* **The problem**: Please return all records verbatim, no pictures.

※

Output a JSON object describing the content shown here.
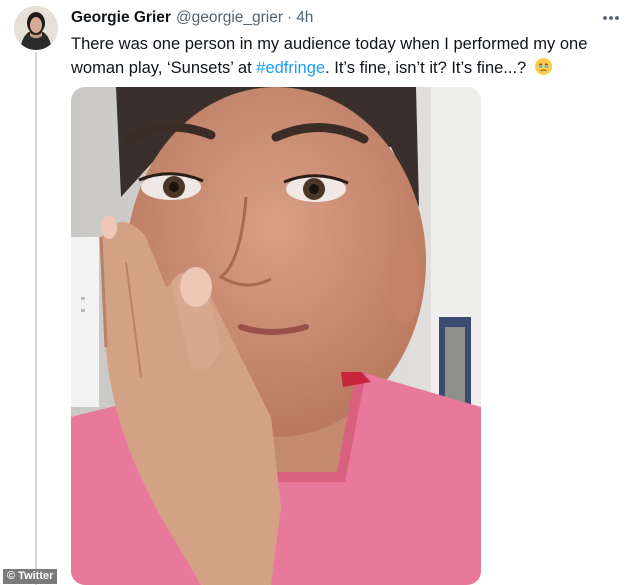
{
  "author": {
    "name": "Georgie Grier",
    "handle": "@georgie_grier",
    "separator": "·",
    "time": "4h"
  },
  "tweet": {
    "text_before": "There was one person in my audience today when I performed my one woman play, ‘Sunsets’ at ",
    "hashtag": "#edfringe",
    "text_after": ". It’s fine, isn’t it? It’s fine...?"
  },
  "icons": {
    "more": "more-options-icon",
    "emoji": "face-holding-back-tears-emoji"
  },
  "credit": "© Twitter",
  "colors": {
    "link": "#1d9bf0",
    "secondary": "#536471",
    "shirt": "#e8799a"
  }
}
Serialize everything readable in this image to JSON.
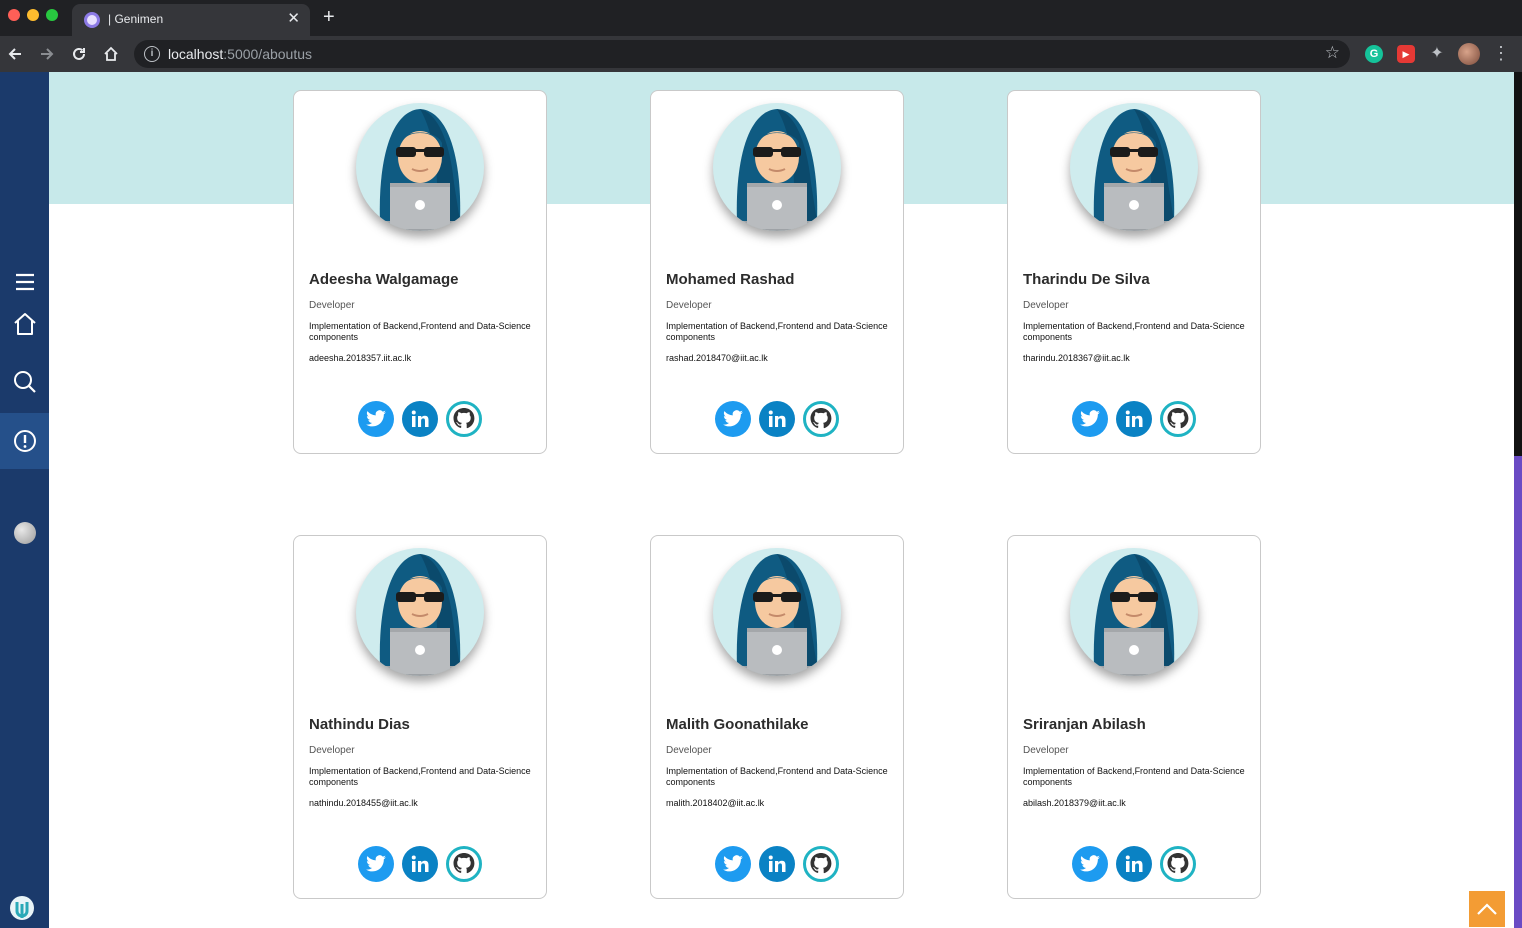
{
  "browser": {
    "tab_title": "| Genimen",
    "url_host": "localhost",
    "url_path": ":5000/aboutus"
  },
  "colors": {
    "sidebar": "#1b3a6b",
    "hero_band": "#c7e9ea",
    "twitter": "#1d9bf0",
    "linkedin": "#0a82c4",
    "github_ring": "#1fb3c3",
    "back_to_top": "#f39c34"
  },
  "sidebar": {
    "items": [
      {
        "icon": "menu-icon"
      },
      {
        "icon": "home-icon"
      },
      {
        "icon": "search-icon"
      },
      {
        "icon": "info-icon",
        "active": true
      },
      {
        "icon": "moon-icon"
      }
    ]
  },
  "team": [
    {
      "name": "Adeesha Walgamage",
      "role": "Developer",
      "description": "Implementation of Backend,Frontend and Data-Science components",
      "email": "adeesha.2018357.iit.ac.lk"
    },
    {
      "name": "Mohamed Rashad",
      "role": "Developer",
      "description": "Implementation of Backend,Frontend and Data-Science components",
      "email": "rashad.2018470@iit.ac.lk"
    },
    {
      "name": "Tharindu De Silva",
      "role": "Developer",
      "description": "Implementation of Backend,Frontend and Data-Science components",
      "email": "tharindu.2018367@iit.ac.lk"
    },
    {
      "name": "Nathindu Dias",
      "role": "Developer",
      "description": "Implementation of Backend,Frontend and Data-Science components",
      "email": "nathindu.2018455@iit.ac.lk"
    },
    {
      "name": "Malith Goonathilake",
      "role": "Developer",
      "description": "Implementation of Backend,Frontend and Data-Science components",
      "email": "malith.2018402@iit.ac.lk"
    },
    {
      "name": "Sriranjan Abilash",
      "role": "Developer",
      "description": "Implementation of Backend,Frontend and Data-Science components",
      "email": "abilash.2018379@iit.ac.lk"
    }
  ]
}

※

* **Response box**:
Output a JSON object describing the content shown here.
{
  "author": {
    "name": "Georgie Grier",
    "handle": "@georgie_grier",
    "separator": "·",
    "time": "4h"
  },
  "tweet": {
    "text_before": "There was one person in my audience today when I performed my one woman play, ‘Sunsets’ at ",
    "hashtag": "#edfringe",
    "text_after": ". It’s fine, isn’t it? It’s fine...?"
  },
  "icons": {
    "more": "more-options-icon",
    "emoji": "face-holding-back-tears-emoji"
  },
  "credit": "© Twitter",
  "colors": {
    "link": "#1d9bf0",
    "secondary": "#536471",
    "shirt": "#e8799a"
  }
}
Serialize everything readable in this image to JSON.
{
  "browser": {
    "tab_title": "| Genimen",
    "url_host": "localhost",
    "url_path": ":5000/aboutus"
  },
  "colors": {
    "sidebar": "#1b3a6b",
    "hero_band": "#c7e9ea",
    "twitter": "#1d9bf0",
    "linkedin": "#0a82c4",
    "github_ring": "#1fb3c3",
    "back_to_top": "#f39c34"
  },
  "sidebar": {
    "items": [
      {
        "icon": "menu-icon"
      },
      {
        "icon": "home-icon"
      },
      {
        "icon": "search-icon"
      },
      {
        "icon": "info-icon",
        "active": true
      },
      {
        "icon": "moon-icon"
      }
    ]
  },
  "team": [
    {
      "name": "Adeesha Walgamage",
      "role": "Developer",
      "description": "Implementation of Backend,Frontend and Data-Science components",
      "email": "adeesha.2018357.iit.ac.lk"
    },
    {
      "name": "Mohamed Rashad",
      "role": "Developer",
      "description": "Implementation of Backend,Frontend and Data-Science components",
      "email": "rashad.2018470@iit.ac.lk"
    },
    {
      "name": "Tharindu De Silva",
      "role": "Developer",
      "description": "Implementation of Backend,Frontend and Data-Science components",
      "email": "tharindu.2018367@iit.ac.lk"
    },
    {
      "name": "Nathindu Dias",
      "role": "Developer",
      "description": "Implementation of Backend,Frontend and Data-Science components",
      "email": "nathindu.2018455@iit.ac.lk"
    },
    {
      "name": "Malith Goonathilake",
      "role": "Developer",
      "description": "Implementation of Backend,Frontend and Data-Science components",
      "email": "malith.2018402@iit.ac.lk"
    },
    {
      "name": "Sriranjan Abilash",
      "role": "Developer",
      "description": "Implementation of Backend,Frontend and Data-Science components",
      "email": "abilash.2018379@iit.ac.lk"
    }
  ]
}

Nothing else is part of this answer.